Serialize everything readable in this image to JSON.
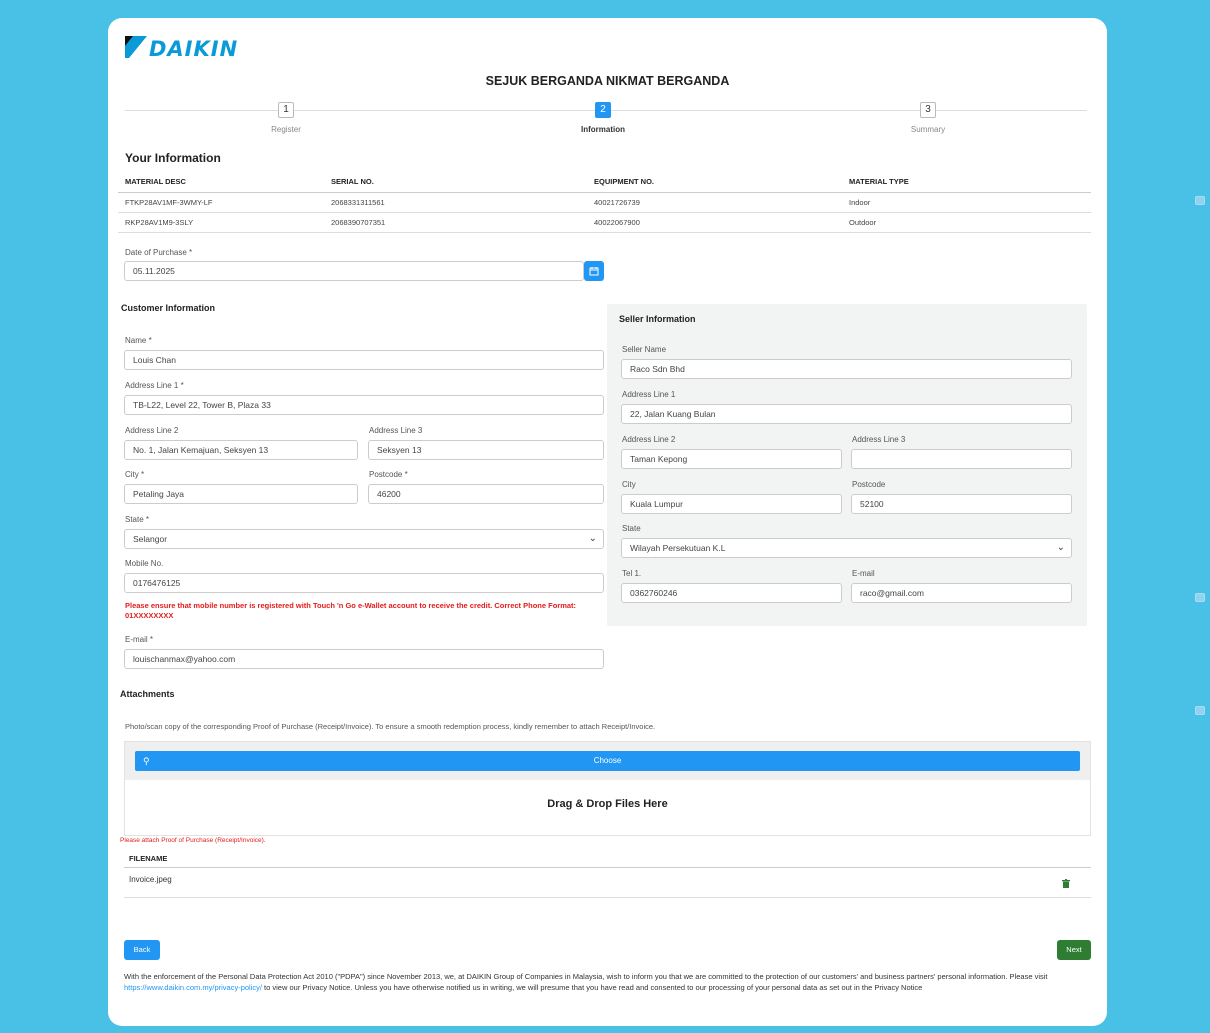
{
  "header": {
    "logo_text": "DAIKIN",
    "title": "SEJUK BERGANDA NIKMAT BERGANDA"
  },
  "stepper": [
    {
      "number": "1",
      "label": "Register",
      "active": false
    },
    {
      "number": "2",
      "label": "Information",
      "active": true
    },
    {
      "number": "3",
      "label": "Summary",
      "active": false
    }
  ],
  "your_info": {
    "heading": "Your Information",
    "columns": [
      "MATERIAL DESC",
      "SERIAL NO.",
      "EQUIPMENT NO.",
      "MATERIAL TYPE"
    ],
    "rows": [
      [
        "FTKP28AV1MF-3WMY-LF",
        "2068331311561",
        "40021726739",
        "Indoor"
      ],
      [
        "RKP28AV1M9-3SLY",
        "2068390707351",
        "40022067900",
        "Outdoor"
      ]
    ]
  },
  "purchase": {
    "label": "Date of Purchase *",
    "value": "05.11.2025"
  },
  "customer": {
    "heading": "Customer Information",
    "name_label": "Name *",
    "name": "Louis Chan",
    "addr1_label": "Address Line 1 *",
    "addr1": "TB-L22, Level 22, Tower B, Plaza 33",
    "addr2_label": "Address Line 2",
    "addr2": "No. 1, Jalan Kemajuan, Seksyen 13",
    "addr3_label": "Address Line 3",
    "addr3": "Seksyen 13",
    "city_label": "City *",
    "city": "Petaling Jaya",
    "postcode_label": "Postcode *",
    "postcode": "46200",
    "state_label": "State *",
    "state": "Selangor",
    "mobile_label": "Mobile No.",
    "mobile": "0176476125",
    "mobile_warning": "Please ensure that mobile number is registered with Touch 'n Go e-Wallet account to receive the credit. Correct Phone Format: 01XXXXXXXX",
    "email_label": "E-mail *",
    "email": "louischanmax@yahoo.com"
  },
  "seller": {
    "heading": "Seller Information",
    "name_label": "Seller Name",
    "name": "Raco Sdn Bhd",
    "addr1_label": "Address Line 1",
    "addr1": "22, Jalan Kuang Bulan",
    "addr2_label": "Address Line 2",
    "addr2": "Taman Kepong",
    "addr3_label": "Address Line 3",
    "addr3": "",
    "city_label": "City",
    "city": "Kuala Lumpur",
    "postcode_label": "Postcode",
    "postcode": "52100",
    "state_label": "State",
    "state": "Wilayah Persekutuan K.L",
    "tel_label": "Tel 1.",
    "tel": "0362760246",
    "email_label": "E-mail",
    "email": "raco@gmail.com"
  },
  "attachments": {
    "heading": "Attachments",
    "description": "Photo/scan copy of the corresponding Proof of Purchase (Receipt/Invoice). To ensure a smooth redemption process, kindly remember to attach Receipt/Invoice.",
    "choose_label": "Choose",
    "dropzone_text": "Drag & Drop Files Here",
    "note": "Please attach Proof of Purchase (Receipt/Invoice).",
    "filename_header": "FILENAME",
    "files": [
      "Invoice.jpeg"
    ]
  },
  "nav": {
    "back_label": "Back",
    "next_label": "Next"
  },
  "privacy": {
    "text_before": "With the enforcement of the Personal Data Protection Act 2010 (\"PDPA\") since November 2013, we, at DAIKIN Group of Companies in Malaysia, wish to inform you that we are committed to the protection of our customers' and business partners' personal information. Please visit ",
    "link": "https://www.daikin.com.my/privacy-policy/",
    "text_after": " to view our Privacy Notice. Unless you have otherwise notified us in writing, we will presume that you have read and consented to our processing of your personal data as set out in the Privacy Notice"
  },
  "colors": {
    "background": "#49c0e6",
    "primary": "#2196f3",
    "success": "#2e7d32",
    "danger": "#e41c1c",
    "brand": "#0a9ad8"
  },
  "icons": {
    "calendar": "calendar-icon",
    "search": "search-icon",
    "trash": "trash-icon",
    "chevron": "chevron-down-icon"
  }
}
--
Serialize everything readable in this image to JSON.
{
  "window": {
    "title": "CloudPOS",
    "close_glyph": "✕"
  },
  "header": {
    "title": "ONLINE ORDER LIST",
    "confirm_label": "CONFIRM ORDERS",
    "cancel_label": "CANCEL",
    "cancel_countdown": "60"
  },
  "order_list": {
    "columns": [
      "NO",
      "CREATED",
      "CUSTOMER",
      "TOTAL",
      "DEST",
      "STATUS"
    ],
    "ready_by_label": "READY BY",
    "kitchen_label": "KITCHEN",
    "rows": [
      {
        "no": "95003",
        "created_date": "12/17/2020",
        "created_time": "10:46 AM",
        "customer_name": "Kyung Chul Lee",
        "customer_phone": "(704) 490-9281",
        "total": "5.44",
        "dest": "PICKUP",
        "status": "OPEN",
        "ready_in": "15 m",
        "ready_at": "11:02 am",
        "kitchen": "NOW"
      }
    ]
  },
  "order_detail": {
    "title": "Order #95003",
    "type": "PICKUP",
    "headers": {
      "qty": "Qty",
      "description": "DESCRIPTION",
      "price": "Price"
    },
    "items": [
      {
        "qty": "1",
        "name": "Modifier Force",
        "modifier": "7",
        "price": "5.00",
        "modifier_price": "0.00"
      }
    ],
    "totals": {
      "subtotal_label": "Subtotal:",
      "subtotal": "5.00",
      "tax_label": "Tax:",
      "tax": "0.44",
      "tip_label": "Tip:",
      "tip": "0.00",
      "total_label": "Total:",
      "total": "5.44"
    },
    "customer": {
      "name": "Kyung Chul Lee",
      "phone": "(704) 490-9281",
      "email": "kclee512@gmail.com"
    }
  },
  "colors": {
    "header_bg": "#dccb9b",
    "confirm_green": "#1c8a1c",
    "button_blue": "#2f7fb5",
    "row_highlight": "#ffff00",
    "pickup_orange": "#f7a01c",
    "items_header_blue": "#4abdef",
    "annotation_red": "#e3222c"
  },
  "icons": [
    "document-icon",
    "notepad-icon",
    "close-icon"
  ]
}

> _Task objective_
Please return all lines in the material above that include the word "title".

> _Solution below_
    "title": "SEJUK BERGANDA NIKMAT BERGANDA"
    "title": "CloudPOS",
    "title": "ONLINE ORDER LIST",
    "title": "Order #95003",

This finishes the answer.